My first child was born in a sparsely populated Maine county, where the nearest hospital is considered more hindrance than help in matters of mortality prevention. Many of the doctors who work at this hospital give birth at home. So do many of my friends. Despite compelling evidence against the hospital, however, my husband wanted to go to the hospital. “If something happens to you or the baby, everyone will blame me,” he said. This might sound paranoid, but it’s actually just true, and a fine-enough reason to choose a bad hospital over a good home. Birth makes people blame other people. Even when nobody dies, there is blame galore. You should have waited to go to the hospital. You should have gone earlier.

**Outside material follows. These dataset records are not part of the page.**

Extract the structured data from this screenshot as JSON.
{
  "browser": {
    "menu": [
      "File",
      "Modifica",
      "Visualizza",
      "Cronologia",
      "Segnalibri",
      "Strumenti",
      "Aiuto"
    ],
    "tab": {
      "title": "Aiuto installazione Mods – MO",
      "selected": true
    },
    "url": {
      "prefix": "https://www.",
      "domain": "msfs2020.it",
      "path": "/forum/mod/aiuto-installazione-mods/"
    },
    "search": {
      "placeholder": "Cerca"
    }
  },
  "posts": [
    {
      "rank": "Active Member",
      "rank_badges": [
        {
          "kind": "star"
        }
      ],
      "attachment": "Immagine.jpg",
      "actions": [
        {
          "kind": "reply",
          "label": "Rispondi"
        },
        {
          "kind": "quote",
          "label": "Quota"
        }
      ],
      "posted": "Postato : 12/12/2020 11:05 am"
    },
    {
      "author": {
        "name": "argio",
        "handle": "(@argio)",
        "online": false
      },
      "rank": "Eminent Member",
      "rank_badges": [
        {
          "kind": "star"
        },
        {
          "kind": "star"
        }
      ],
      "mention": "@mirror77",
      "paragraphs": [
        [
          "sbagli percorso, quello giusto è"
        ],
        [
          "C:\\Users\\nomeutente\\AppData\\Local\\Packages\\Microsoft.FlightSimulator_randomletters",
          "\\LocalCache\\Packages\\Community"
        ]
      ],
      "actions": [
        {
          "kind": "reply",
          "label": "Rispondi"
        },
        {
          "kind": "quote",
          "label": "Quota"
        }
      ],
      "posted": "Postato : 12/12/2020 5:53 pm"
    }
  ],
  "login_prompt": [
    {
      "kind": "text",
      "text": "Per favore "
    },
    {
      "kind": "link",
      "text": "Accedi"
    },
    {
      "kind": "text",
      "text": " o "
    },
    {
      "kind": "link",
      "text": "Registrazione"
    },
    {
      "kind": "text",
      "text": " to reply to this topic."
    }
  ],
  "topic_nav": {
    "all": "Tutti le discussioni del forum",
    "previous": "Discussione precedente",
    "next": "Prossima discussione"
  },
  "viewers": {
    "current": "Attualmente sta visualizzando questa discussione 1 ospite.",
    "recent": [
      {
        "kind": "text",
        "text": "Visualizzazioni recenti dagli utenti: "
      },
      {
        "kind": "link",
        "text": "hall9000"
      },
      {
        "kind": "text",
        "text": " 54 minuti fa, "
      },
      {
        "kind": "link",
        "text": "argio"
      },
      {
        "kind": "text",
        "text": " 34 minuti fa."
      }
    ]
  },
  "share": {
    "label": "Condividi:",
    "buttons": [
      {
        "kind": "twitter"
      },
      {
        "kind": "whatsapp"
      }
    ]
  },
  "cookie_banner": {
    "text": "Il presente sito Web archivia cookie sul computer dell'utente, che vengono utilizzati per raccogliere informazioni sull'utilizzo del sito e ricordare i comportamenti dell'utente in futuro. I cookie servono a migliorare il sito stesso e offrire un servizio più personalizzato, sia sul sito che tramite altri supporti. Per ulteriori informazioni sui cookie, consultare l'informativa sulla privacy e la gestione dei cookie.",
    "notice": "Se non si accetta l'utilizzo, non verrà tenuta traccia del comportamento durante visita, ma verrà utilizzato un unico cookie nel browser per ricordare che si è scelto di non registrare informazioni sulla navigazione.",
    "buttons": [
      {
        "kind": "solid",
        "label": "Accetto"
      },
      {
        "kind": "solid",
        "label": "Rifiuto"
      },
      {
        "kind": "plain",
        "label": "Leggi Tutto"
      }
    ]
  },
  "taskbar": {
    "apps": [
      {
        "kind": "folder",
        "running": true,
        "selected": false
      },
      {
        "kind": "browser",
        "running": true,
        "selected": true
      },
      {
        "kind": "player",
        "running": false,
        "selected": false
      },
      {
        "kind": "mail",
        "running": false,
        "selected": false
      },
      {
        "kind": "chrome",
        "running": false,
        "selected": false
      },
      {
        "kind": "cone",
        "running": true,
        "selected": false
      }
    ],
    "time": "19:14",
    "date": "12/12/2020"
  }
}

You should have said no to this and yes to that. I hope you’re happy with your healthy baby, but you fucked up, you seriously fucked up!
We said no to home birth and yes to the hospital. When we arrived, we were told that the only available room was a large supply closet. The outlets in the supply closet were so distantly and inconveniently located that whenever the nurse tried to measure my daughter’s heartbeat with the electric heart monitor, the plug was yanked from the socket. He repeatedly attempted and failed to angle the monitor on my stomach without dislodging the plug. Finally, he gave up. “I’m sure she’s fine,” the nurse said. Throughout my labor, random people came in to peruse the shelves of the supply closet for gauze or whatever. I was never offered an epidural because this hospital didn’t stock epidurals. For pain relief, they typically administered an analgesic that was popular in the eighties. Neither was this offered. My daughter, when born, cried. This was considered so unusual that the doctor asked if I had taken any weird drugs during labor, like weirder, I guess, than the eighties-era analgesic no one had given me. (To be fair to this doctor, there’s an oxycontin problem in this part of Maine, and the people who end up giving birth in hospitals tend to be drug addicts uneducated about their baby’s health—otherwise, duh, they would stay at home—which precipitates signs on the hospital walls such as PLEASE DO NOT SMOKE DURING YOUR ULTRASOUND.) The doctor could not tell me how to breast-feed, because she didn’t have any children and had never breast-fed and so (according to her) possessed no information on this topic. She’d spent the entirety of my labor in the hallway, reading a Sue Grafton novel.
When I was finally moved to a proper room, I found a pair of gigantic bloody underpants on the bathroom floor.
My husband said, “I guess we should have stayed home.”
For our second child, we stayed home.